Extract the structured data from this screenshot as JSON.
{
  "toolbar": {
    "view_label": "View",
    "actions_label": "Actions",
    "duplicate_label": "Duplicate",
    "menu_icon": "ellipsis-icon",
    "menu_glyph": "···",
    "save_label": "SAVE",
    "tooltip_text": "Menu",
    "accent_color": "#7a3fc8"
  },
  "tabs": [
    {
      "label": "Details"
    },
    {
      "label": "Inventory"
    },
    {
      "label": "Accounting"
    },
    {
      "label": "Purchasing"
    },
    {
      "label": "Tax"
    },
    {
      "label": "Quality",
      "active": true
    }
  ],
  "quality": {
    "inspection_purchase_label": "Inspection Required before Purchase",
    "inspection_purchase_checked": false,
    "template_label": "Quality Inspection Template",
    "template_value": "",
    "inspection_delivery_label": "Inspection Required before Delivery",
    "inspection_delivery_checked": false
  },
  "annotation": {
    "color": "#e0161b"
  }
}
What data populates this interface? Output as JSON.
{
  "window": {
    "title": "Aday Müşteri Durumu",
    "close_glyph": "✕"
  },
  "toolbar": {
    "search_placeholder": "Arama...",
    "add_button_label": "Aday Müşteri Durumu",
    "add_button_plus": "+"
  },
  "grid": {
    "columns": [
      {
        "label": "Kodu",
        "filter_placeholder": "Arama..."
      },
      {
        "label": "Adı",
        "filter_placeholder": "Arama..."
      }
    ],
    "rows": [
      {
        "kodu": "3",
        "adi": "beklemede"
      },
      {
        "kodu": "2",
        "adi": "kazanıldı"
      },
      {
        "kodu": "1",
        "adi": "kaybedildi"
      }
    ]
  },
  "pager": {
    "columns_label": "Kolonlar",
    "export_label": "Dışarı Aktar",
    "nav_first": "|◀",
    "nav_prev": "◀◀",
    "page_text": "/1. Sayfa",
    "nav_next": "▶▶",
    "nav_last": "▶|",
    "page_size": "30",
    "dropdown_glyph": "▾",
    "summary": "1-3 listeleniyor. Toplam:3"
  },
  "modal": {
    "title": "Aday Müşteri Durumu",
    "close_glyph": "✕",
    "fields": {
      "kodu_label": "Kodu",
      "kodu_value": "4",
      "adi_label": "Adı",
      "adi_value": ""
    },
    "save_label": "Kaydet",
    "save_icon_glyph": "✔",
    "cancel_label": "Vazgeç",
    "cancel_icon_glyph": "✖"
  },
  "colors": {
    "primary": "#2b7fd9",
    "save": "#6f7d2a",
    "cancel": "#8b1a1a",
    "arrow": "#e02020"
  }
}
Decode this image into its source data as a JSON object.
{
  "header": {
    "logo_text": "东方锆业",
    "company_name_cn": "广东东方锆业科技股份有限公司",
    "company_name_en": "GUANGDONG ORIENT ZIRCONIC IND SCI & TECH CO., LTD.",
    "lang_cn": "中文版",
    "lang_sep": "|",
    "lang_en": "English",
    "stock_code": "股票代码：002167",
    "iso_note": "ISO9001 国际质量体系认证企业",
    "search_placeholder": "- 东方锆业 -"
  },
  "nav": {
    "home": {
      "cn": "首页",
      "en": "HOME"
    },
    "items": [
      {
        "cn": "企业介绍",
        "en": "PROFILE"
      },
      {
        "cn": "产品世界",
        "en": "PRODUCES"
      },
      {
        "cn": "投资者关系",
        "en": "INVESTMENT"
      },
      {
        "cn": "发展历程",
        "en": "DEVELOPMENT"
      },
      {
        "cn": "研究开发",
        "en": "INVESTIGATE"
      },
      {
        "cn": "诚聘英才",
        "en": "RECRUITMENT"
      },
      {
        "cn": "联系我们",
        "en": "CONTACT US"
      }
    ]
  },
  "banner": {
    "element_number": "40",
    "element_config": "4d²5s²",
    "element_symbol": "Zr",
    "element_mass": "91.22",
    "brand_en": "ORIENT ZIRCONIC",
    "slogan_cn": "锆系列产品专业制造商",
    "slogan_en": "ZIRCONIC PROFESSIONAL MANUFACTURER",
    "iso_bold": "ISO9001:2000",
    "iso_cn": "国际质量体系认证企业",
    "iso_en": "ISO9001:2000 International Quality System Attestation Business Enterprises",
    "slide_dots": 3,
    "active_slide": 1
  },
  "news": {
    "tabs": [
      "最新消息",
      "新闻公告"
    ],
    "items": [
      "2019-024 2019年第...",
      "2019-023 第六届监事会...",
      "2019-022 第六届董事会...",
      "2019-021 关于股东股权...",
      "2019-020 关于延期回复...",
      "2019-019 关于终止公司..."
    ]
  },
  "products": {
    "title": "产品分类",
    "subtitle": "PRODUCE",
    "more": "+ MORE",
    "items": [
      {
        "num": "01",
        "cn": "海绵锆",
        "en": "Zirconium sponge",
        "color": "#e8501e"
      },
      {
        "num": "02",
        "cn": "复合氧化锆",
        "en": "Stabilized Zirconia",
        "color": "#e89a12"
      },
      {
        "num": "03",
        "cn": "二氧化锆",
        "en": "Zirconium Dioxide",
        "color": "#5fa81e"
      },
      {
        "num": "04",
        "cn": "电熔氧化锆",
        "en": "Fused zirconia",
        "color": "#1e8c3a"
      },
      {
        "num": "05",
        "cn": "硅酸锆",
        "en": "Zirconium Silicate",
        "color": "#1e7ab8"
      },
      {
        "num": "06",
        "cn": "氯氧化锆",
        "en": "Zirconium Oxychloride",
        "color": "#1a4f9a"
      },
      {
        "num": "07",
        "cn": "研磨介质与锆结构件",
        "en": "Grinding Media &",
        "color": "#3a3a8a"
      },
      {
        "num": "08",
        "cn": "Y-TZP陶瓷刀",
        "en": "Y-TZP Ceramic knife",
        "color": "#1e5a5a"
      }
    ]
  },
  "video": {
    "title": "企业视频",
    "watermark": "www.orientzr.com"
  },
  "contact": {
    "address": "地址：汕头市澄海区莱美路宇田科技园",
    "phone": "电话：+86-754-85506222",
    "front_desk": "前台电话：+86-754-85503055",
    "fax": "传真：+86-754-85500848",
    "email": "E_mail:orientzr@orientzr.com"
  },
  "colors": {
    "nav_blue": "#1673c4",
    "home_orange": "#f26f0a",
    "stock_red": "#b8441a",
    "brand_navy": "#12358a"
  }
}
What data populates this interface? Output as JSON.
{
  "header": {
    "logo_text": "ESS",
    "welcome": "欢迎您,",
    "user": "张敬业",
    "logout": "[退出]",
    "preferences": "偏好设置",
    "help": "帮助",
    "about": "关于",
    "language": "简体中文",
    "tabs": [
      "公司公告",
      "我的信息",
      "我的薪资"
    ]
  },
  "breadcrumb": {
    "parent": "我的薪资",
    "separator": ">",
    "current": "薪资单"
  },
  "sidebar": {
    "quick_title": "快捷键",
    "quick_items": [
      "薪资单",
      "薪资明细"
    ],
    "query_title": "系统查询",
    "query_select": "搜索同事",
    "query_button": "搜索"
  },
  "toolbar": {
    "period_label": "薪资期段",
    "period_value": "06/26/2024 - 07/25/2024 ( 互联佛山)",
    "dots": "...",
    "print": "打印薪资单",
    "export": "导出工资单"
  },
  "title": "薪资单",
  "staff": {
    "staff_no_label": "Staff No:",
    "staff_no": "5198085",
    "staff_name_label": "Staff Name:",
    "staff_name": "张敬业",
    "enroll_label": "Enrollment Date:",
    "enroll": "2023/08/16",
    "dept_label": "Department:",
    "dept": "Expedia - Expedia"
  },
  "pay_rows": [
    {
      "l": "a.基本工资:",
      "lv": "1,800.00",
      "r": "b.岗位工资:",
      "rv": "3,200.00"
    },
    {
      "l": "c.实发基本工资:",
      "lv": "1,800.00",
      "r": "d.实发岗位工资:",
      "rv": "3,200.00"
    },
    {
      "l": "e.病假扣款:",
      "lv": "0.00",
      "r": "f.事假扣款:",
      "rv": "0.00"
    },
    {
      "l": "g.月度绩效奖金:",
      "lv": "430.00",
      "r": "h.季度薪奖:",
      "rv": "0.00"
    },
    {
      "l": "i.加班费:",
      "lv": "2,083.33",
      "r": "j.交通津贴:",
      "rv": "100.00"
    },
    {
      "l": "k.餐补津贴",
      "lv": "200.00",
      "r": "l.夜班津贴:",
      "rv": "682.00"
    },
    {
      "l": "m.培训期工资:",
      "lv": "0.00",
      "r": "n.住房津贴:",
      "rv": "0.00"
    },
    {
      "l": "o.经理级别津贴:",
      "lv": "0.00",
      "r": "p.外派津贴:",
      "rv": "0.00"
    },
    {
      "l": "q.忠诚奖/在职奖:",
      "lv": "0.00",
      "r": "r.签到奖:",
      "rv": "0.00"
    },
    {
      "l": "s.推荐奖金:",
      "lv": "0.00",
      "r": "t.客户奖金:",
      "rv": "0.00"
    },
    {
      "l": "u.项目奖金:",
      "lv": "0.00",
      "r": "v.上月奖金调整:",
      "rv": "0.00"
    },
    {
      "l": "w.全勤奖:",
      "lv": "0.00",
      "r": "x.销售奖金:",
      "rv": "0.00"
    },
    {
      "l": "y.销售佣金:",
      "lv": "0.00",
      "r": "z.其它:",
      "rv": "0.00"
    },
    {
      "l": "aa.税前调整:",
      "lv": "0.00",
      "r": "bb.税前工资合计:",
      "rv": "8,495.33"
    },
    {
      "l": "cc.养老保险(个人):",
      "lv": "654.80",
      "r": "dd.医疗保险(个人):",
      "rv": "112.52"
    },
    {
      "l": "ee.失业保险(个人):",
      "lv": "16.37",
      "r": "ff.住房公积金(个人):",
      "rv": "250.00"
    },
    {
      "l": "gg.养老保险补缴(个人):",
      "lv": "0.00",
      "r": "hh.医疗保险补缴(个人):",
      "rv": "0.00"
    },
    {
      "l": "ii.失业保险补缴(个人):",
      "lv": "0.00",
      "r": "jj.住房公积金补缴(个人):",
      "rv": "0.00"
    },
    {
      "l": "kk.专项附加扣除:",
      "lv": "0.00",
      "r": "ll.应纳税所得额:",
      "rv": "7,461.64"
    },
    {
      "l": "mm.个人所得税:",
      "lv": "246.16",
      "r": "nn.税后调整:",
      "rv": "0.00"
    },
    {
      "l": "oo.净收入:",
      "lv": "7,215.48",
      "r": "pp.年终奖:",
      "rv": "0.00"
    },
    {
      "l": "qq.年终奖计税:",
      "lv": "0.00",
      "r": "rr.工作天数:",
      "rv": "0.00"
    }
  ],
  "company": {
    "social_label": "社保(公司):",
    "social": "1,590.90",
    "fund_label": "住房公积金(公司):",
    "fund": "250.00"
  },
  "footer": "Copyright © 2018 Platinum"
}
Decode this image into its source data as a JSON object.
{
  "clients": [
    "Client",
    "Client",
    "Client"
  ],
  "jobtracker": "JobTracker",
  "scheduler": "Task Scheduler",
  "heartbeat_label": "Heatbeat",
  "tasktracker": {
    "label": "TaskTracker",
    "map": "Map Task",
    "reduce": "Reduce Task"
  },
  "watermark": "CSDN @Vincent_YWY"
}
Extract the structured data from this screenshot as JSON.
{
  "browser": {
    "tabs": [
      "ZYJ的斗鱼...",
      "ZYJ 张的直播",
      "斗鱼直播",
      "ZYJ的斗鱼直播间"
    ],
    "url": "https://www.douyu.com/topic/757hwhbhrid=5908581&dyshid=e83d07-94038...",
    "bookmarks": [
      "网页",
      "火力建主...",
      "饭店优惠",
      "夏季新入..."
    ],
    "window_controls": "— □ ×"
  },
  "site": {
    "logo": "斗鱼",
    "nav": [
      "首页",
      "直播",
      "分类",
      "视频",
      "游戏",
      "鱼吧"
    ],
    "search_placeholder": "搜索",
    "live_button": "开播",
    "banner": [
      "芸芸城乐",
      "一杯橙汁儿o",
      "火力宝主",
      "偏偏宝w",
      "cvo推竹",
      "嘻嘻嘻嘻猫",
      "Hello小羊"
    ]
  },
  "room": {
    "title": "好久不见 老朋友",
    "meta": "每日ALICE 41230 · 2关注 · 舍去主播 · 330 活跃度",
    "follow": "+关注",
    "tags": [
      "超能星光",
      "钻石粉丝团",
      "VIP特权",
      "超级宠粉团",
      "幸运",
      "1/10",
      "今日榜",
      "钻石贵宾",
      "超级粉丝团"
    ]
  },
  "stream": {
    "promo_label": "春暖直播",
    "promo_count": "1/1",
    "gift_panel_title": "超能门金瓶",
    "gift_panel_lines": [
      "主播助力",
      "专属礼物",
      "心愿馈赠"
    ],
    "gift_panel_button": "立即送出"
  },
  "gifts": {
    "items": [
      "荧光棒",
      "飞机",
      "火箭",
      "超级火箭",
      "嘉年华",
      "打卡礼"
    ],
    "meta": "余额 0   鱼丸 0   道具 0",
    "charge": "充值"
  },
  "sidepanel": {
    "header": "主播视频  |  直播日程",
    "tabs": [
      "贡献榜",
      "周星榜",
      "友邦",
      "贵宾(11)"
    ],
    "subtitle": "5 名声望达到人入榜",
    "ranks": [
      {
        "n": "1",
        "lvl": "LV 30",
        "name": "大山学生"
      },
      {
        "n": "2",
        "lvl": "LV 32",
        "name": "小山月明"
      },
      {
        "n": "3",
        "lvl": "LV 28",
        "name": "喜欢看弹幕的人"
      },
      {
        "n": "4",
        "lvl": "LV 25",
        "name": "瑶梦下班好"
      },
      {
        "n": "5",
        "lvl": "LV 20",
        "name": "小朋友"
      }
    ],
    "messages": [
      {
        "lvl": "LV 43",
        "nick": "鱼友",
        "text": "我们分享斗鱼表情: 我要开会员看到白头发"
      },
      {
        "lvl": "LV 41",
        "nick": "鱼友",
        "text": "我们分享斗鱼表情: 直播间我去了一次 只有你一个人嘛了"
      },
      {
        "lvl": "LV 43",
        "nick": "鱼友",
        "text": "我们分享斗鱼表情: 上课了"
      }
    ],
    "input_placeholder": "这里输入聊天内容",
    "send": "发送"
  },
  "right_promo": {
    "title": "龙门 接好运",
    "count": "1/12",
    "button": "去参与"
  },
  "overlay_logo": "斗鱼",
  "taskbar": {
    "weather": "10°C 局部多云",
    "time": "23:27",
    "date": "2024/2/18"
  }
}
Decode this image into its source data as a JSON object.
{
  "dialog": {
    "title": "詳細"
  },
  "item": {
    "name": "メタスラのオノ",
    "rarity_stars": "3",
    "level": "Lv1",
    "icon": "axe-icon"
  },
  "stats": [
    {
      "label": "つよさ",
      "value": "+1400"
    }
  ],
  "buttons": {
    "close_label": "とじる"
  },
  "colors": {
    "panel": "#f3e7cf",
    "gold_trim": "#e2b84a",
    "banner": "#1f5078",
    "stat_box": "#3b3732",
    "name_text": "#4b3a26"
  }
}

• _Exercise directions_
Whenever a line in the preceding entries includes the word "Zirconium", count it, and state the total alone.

• _Answer to this problem_
4